I was one of the 45,000-odd people who took some time off work and volunteered, carrying a placard in the opening and closing ceremonies and working with doping control during the Olympic and Paralympic Games. I knew it would be a once-in-a-lifetime experience. And it was.
But what about when the honeymoon was over? What happened after October 1? I got a couple of emails from the Ceremonies Team, and then a final one, saying they were finishing up. After forming, storming, norming and performing, we had entered Tuckman’s final stage: adjourning. Or as some volunteers experienced, mourning.
But what remains? An article in the Sydney Morning Herald in October 2000, interviews volunteering bodies who “hope” and “see potential”. Volunteering NSW maintain the Spirit of Sydney Group, who meet several times each year and have a web presence. Cashman asserts memory is an important part of event legacy. Without doubt, the Sydney 2000 Ollie Vollies are keeping the flame burning.
So is there an actual volunteering legacy? A 2006 ABS report (p. 78) comparing volunteering statistics from 2000-2006 found 9.4% of the population volunteered in sport in 2000 and 11.4% in 2008. Can the Olympic Games claim credit for this? Or the Commonwealth Games? We don’t know. One of the difficulties is the transience of the Organising Committees who disband after the conduct of the event. A lack of research to determine these impacts is another challenge.
The 2002 Commonwealth Games in Manchester effectively leveraged their volunteers into an ongoing event volunteer program that is still active today. An ongoing organisation to continue the volunteering career path is the success of the program.
In all fairness to the Sydney Games, legacy was a not a familiar concept in 2000, and was certainly not part of the vernacular when they were awarded the games in 1993. The IOC held a Legacy Symposium in 2002 and legacy creation is a key outcome for host cities.
An ongoing dialogue from a permanent organisation could have certainly nurtured and contributed to volunteering after 2000, creating a tangible legacy.
Hindsight is all too easy. The presence of the London 2012 organising committee shows the significant contribution and efforts of Sydney 2000 volunteers are still regarded as best practice. Given the (little known) status of legacy at the time, an expectation of more than this, and the good memories, is unjust.

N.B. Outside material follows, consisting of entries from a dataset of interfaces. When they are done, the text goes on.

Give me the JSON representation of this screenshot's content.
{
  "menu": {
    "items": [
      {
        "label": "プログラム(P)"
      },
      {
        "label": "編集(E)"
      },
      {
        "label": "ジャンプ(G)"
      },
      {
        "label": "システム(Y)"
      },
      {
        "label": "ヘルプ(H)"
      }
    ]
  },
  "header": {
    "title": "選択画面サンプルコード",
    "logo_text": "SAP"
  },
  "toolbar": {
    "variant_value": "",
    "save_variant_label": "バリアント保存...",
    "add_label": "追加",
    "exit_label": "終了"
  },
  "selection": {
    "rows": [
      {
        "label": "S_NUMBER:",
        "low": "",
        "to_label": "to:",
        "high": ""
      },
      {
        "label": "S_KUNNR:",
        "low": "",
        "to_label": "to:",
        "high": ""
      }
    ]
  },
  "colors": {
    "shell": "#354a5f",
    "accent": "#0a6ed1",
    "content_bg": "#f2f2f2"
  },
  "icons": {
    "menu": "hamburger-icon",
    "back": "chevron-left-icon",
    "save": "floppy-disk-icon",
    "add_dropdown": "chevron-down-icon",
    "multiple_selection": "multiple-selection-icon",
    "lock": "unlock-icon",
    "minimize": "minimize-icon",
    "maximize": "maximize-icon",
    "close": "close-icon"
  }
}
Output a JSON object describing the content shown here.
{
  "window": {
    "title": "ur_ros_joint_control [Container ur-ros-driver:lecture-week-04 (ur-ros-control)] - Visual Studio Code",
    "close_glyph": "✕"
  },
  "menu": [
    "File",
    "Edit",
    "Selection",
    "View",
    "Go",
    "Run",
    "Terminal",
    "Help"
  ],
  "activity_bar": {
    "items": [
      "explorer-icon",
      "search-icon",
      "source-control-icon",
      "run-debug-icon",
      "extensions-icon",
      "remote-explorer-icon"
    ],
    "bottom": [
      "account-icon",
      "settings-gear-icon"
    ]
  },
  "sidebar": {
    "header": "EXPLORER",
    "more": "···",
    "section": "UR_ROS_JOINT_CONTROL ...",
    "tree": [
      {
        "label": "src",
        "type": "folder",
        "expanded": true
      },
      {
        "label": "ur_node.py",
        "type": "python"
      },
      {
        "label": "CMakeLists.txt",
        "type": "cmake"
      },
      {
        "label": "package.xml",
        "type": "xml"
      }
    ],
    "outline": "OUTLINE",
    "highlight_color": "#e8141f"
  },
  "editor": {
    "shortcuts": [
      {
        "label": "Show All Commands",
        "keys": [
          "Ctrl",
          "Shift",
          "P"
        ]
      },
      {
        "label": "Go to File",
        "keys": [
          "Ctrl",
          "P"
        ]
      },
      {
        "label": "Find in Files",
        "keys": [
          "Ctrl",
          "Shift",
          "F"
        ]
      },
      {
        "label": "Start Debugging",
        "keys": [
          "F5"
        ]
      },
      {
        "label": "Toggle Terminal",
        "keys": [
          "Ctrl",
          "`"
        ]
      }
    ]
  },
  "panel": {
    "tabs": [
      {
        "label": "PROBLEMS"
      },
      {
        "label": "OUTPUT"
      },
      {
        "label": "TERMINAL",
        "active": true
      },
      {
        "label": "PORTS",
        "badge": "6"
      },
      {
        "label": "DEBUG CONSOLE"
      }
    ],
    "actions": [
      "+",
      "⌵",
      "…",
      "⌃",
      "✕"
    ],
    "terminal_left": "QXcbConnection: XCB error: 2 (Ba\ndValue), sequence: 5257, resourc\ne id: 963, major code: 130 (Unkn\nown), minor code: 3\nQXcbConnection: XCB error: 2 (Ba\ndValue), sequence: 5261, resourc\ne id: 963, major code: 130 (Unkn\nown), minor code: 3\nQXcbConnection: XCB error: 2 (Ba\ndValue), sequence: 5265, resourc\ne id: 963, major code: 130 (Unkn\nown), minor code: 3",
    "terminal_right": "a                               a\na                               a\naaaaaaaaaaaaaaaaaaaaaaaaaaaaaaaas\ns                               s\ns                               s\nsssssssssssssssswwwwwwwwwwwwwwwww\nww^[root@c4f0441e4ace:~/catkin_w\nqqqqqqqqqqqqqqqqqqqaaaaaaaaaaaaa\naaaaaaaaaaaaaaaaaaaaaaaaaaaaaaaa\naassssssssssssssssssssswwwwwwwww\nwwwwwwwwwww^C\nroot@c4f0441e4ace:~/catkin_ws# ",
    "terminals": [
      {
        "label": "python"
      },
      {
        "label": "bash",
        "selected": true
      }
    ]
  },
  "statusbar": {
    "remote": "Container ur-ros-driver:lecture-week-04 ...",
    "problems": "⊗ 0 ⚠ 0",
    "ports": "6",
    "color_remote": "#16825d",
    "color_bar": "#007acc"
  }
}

The question is: will London 2012’s consolidation of this knowledge create a sustainable volunteering culture?